According to the Massachusetts Breast Cancer Coalition, of the 85,000 synthetic chemicals introduced into the environment, only 7 percent have been tested for effects on human health and only a handful of substances have been banned by The Safe Chemicals Act. The two overarching classes of chemicals that we look out for at Protect Our Breasts are carcinogens and endocrine disruptors (EDCs).

Carcinogens 

Carcinogens are cancer-causing substances and exposures. Some carcinogens may cause cancer only after following high levels of exposure, but some can cause DNA mutations or affect cell division after prolonged, low levels of exposure. Many carcinogens may double as endocrine disrupting chemicals. 

Endocrine Disruptors

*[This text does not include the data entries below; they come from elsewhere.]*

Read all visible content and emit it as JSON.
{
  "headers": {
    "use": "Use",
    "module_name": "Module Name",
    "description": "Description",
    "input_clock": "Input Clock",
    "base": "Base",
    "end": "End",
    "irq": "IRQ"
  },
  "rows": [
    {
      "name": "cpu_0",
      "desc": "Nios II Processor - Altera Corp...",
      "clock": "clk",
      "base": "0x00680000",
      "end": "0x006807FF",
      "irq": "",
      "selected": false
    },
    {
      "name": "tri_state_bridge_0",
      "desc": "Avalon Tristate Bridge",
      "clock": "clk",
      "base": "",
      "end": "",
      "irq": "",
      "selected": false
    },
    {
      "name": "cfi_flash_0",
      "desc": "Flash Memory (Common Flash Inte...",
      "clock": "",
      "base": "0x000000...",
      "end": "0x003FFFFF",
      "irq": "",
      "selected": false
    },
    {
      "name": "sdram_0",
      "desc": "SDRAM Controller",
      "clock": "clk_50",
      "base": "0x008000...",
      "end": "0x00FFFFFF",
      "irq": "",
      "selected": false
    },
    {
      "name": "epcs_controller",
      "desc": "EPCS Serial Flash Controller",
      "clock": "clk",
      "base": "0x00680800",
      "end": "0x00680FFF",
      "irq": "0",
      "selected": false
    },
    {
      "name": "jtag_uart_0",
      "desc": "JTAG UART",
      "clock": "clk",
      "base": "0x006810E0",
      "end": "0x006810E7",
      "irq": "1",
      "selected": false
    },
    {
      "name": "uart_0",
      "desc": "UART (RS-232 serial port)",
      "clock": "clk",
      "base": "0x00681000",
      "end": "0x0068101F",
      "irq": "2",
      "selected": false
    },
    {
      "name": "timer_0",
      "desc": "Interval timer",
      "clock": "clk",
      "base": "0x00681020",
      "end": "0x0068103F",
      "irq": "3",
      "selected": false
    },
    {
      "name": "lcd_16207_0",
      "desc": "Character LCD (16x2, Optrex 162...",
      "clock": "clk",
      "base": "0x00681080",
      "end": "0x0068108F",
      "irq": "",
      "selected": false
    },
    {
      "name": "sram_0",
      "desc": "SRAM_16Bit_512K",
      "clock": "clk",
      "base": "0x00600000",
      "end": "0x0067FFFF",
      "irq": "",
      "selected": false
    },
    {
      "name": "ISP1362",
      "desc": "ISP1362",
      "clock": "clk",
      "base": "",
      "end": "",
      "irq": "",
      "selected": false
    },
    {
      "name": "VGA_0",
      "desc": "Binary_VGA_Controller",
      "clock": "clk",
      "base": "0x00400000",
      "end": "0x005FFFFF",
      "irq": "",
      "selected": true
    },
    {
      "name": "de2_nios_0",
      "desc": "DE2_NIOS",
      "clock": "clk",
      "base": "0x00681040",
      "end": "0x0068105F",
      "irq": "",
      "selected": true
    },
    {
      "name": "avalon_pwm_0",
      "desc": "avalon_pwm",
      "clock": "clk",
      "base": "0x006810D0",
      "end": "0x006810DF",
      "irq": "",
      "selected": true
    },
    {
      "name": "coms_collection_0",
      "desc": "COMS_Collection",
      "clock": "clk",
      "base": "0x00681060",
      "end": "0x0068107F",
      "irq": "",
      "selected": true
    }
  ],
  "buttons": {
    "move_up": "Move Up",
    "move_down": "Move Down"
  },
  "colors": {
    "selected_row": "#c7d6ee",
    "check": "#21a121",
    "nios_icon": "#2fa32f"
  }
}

Endocrine disruptors are chemicals that interfere with any aspect of hormone action. Regulated by the endocrine system, hormones are specifically structured to attach to cell receptors to initiate many processes such as growth and development, maturation, and reproduction. EDCs can mimic natural hormones in appearance and shape, resulting in the body’s receptors allowing these substances to attach and interrupt the intended functions that maintain homeostasis.

The effects of EDCs on the body are directly correlated to the timing of exposure, not just the dose. It is in the developmental stages up through a woman’s first full term pregnancy that human bodies are most vulnerable, and effects can carry on to other stages of life.

Reduce Exposure to Chemicals that Cause Breast Cancer

Contrary to the common belief that “everything causes cancer,” there are a number of safer choices that you can make in your everyday life to avoid harmful chemical exposures. Small changes can make a world of difference! 

 4 Tips to Avoid Toxic Chemicals

  1. Choose Organic – Always choose USDA certified organic food, drinks, and personal care products when possible. Look for the Global Organic Textile Standard (GOTS) logo when shopping for textiles such as bedding and clothing.
  2. Go Fragrance-Free – Avoid products with “fragrance” listed as an ingredient. This loophole term can encompass up to 4,000 potentially toxic chemicals.
  3. Avoid Plastics – Plastics labeled with recycling codes #3, #6 and #7 have been known to leach toxic chemicals into food and drinks. Opt for glass, stainless steel or ceramic packaging instead
  4. Support Safer Brands – Protect Our Breasts partners with certified organic brands such as Naturepedic that have committed to creating a safer marketplace. 

Get Involved with Protect Our Breasts

If you’re anything like me, you’ll agree that at times it can feel daunting to confront a disease as widespread and dreadful as cancer. Protect Our Breasts serves as a critical reminder that every individual has the power to share the conversation through our common mission: to educate in order to stop breast cancer before it starts. 

This fall we are celebrating the 10-year anniversary of Protect Our Breasts. There is no better time to join us in empowering women and men, changing the marketplace and saving lives. Visit protectourbreasts.org to learn more about becoming a community member, a brand partner, a donor or a supporter.


Maggie Hurley is a student at the University of Massachusetts Amherst pursuing majors in Public Health, Spanish and Communications. She is the Science Director on the National Executive Board of Protect Our Breasts, a non-profit breast cancer prevention organization.